Women’s empowerment is a central value for the International Collaborative. Providing opportunities for women is key.
Because of their chimney design, the International Collaborative stoves need expert installation. The Project had seen the need for installation as a potentially difficult logistical challenge to overcome. However, the Project Leaders soon realized that the construction work required for chimneys and solar power presented great opportunities for women.
And indeed, it became the entry point for engaging women in interesting and empowering work.
Joining the Maasai Stoves & Solar Installation Team provides the women income. In addition, as members, they join with the other Stove Installers across three districts in an active women’s organization.
Remarkable results from a core value
Maasai women who join stove installation teams are profoundly appreciative of the opportunity to learn to use tools and master construction and design challenges. They report feeling authentically empowered. Here are some results:
- More than 200 newly-empowered leaders have emerged–with more to follow
- MSS women initiated the self-directed Monduli Pastoralist Women’s Organization (MPWO)
- Greater appreciation of the power of a collective of women, and not just individual women
- Each stove saves the woman of the house 10-12 hours of weekly wood-gathering labor
- Each stove saves 120 pounds of firewood per week, reducing deforestation
With these time and labor savings, there is more time for women to farm and to start businesses and other enterprises.
For example, MSS established two cornflour mills that provide income and excellent experience. One is in Selela Village, owned and operated by women. The other employs women in Upper Monduli Maasai villages.
The Maasai Stoves & Solar Women’s Installation Teams
220 women installers and 120 trainers work in 18 villages. The women are diverse in age and education level. Most are married.
Each village has about ten Maasai Stoves & Solar Women’s Installation team members. When the program is first introduced to the village at a community meeting, the village women select who will receive the training to become installers.
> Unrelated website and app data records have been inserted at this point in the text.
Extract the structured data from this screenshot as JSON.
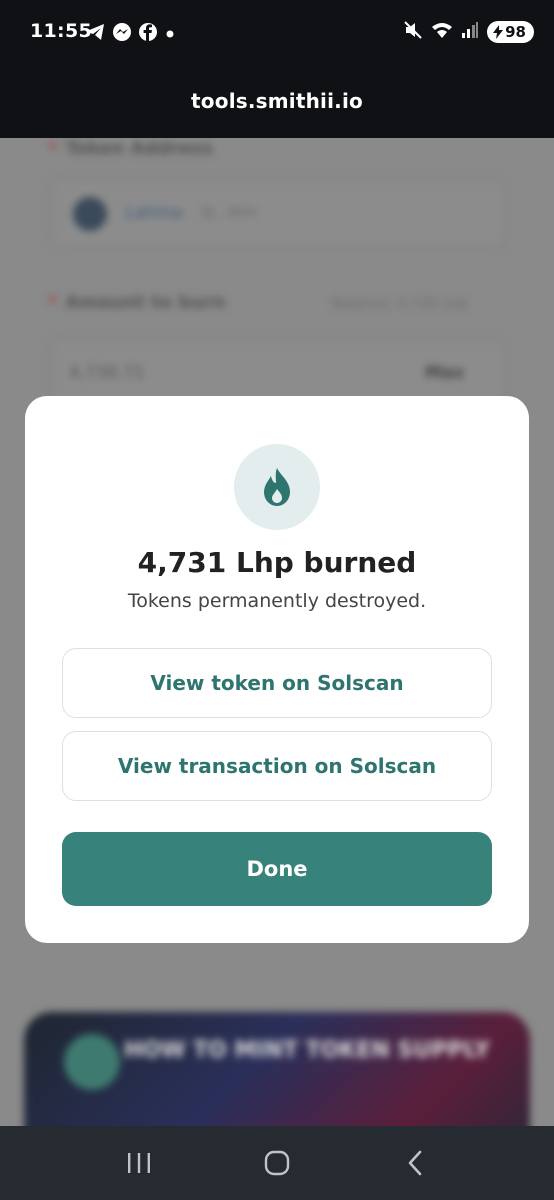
{
  "status_bar": {
    "time": "11:55",
    "battery": "98",
    "left_icons": [
      "telegram-icon",
      "messenger-icon",
      "facebook-icon",
      "dot-icon"
    ],
    "right_icons": [
      "mute-icon",
      "wifi-icon",
      "signal-icon",
      "battery-charging-icon"
    ]
  },
  "browser": {
    "url": "tools.smithii.io"
  },
  "background_page": {
    "token_address_label": "Token Address",
    "token_name": "Lahma",
    "token_short_address": "9J...WHr",
    "amount_label": "Amount to burn",
    "balance_text": "Balance: 4,730 Lhp",
    "amount_value": "4,730.71",
    "max_label": "Max",
    "video_title": "HOW TO MINT TOKEN SUPPLY"
  },
  "modal": {
    "icon": "flame-icon",
    "title": "4,731 Lhp burned",
    "subtitle": "Tokens permanently destroyed.",
    "view_token_label": "View token on Solscan",
    "view_tx_label": "View transaction on Solscan",
    "done_label": "Done"
  },
  "nav_bar": {
    "icons": [
      "recent-apps-icon",
      "home-icon",
      "back-icon"
    ]
  },
  "colors": {
    "accent": "#37827a",
    "accent_text": "#2e7570",
    "icon_bg": "#e3eded"
  }
}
Within these groups, the women elect their own leaders and manage the installations. Trainers provide approximately ten days of instruction to the Maasai women. After that time, the new members are able to install the improved stoves and solar systems. They work in teams of three for each installation.
In addition, settlement members, both men, and women, receive solar electrification training. This enables them to install solar-powered micro-grids for settlement-wide electrification. Each team leader works with local International Collaborative Project Managers who arrange for the materials to be delivered to the installation sites.
Women’s preferences guide stove design
From the beginning, MSS worked closely with the Maasai women to incorporate their ideas and opinions. Because Maasai women do all of the cooking, their preferences needed to be incorporated into the International Collaborative design. These considerations include how the food cooks and tastes, the type and size of the fuel, and the ways in which the fire must be tended. MSS developed a prototype and tested extensively for health impacts and efficiency.
Over the years, MSS repeated this process for continuous stove design improvement. The Project works towards lowering manufacturing costs while improving stove durability, burn prevention for children, and efficiency. The fourth design model is currently installed in the homes.
So many benefits
Now the women need only collect 40 percent of the firewood needed previously. The reduction in labor, indoor air pollution and deforestation, and improvements in child safety make a tremendous difference. Read about the extensive benefits here.